### Work item
All records below are to be repeated exactly, with the pictures left out.

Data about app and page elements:

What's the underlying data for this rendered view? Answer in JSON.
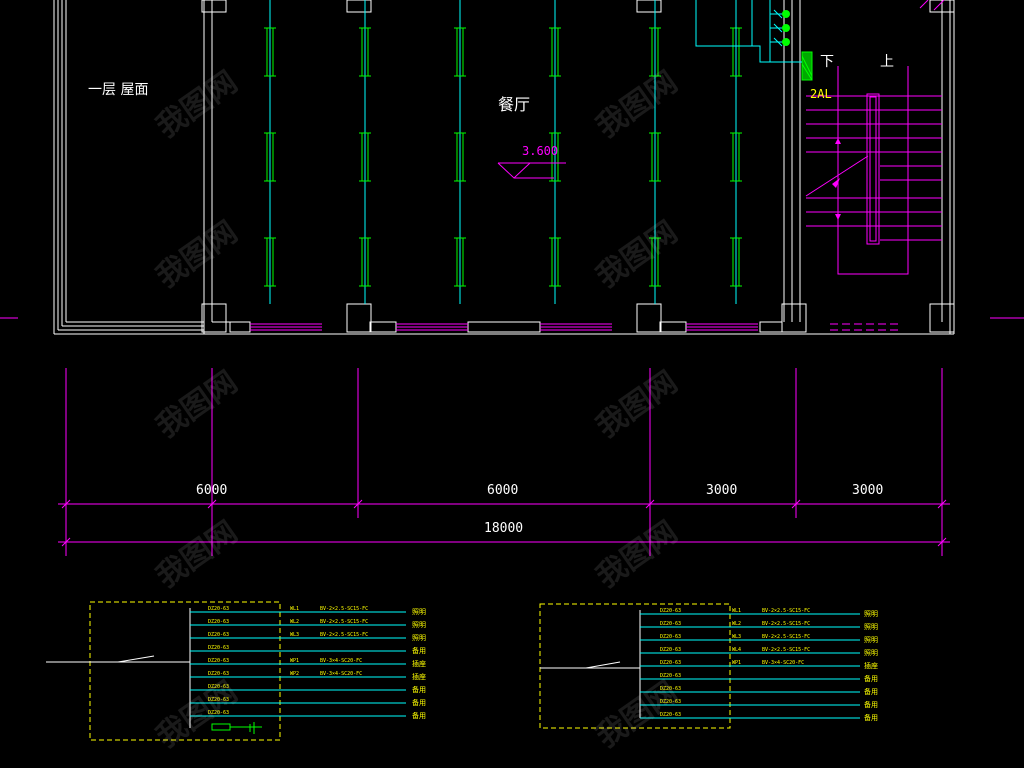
{
  "labels": {
    "roof": "一层 屋面",
    "dining": "餐厅",
    "elevation": "3.600",
    "down": "下",
    "up": "上",
    "panel": "2AL"
  },
  "dimensions": {
    "segments": [
      "6000",
      "6000",
      "3000",
      "3000"
    ],
    "total": "18000"
  },
  "schedule_left": {
    "breakers": [
      "DZ20-63",
      "DZ20-63",
      "DZ20-63",
      "DZ20-63",
      "DZ20-63",
      "DZ20-63",
      "DZ20-63",
      "DZ20-63",
      "DZ20-63"
    ],
    "circuit_ids": [
      "WL1",
      "WL2",
      "WL3",
      "",
      "WP1",
      "WP2",
      "",
      "",
      ""
    ],
    "cables": [
      "BV-2×2.5-SC15-FC",
      "BV-2×2.5-SC15-FC",
      "BV-2×2.5-SC15-FC",
      "",
      "BV-3×4-SC20-FC",
      "BV-3×4-SC20-FC",
      "",
      "",
      ""
    ],
    "uses": [
      "照明",
      "照明",
      "照明",
      "备用",
      "插座",
      "插座",
      "备用",
      "备用",
      "备用"
    ]
  },
  "schedule_right": {
    "breakers": [
      "DZ20-63",
      "DZ20-63",
      "DZ20-63",
      "DZ20-63",
      "DZ20-63",
      "DZ20-63",
      "DZ20-63",
      "DZ20-63",
      "DZ20-63"
    ],
    "circuit_ids": [
      "WL1",
      "WL2",
      "WL3",
      "WL4",
      "WP1",
      "",
      "",
      "",
      ""
    ],
    "cables": [
      "BV-2×2.5-SC15-FC",
      "BV-2×2.5-SC15-FC",
      "BV-2×2.5-SC15-FC",
      "BV-2×2.5-SC15-FC",
      "BV-3×4-SC20-FC",
      "",
      "",
      "",
      ""
    ],
    "uses": [
      "照明",
      "照明",
      "照明",
      "照明",
      "插座",
      "备用",
      "备用",
      "备用",
      "备用"
    ]
  },
  "watermark": "我图网",
  "colors": {
    "background": "#000000",
    "wall": "#ffffff",
    "axis": "#ff00ff",
    "light": "#00ff00",
    "wire": "#00ffff",
    "text": "#ffffff",
    "panel": "#ffff00"
  }
}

### Written answer
What's the underlying data for this rendered view? Answer in JSON.
{
  "labels": {
    "roof": "一层 屋面",
    "dining": "餐厅",
    "elevation": "3.600",
    "down": "下",
    "up": "上",
    "panel": "2AL"
  },
  "dimensions": {
    "segments": [
      "6000",
      "6000",
      "3000",
      "3000"
    ],
    "total": "18000"
  },
  "schedule_left": {
    "breakers": [
      "DZ20-63",
      "DZ20-63",
      "DZ20-63",
      "DZ20-63",
      "DZ20-63",
      "DZ20-63",
      "DZ20-63",
      "DZ20-63",
      "DZ20-63"
    ],
    "circuit_ids": [
      "WL1",
      "WL2",
      "WL3",
      "",
      "WP1",
      "WP2",
      "",
      "",
      ""
    ],
    "cables": [
      "BV-2×2.5-SC15-FC",
      "BV-2×2.5-SC15-FC",
      "BV-2×2.5-SC15-FC",
      "",
      "BV-3×4-SC20-FC",
      "BV-3×4-SC20-FC",
      "",
      "",
      ""
    ],
    "uses": [
      "照明",
      "照明",
      "照明",
      "备用",
      "插座",
      "插座",
      "备用",
      "备用",
      "备用"
    ]
  },
  "schedule_right": {
    "breakers": [
      "DZ20-63",
      "DZ20-63",
      "DZ20-63",
      "DZ20-63",
      "DZ20-63",
      "DZ20-63",
      "DZ20-63",
      "DZ20-63",
      "DZ20-63"
    ],
    "circuit_ids": [
      "WL1",
      "WL2",
      "WL3",
      "WL4",
      "WP1",
      "",
      "",
      "",
      ""
    ],
    "cables": [
      "BV-2×2.5-SC15-FC",
      "BV-2×2.5-SC15-FC",
      "BV-2×2.5-SC15-FC",
      "BV-2×2.5-SC15-FC",
      "BV-3×4-SC20-FC",
      "",
      "",
      "",
      ""
    ],
    "uses": [
      "照明",
      "照明",
      "照明",
      "照明",
      "插座",
      "备用",
      "备用",
      "备用",
      "备用"
    ]
  },
  "watermark": "我图网",
  "colors": {
    "background": "#000000",
    "wall": "#ffffff",
    "axis": "#ff00ff",
    "light": "#00ff00",
    "wire": "#00ffff",
    "text": "#ffffff",
    "panel": "#ffff00"
  }
}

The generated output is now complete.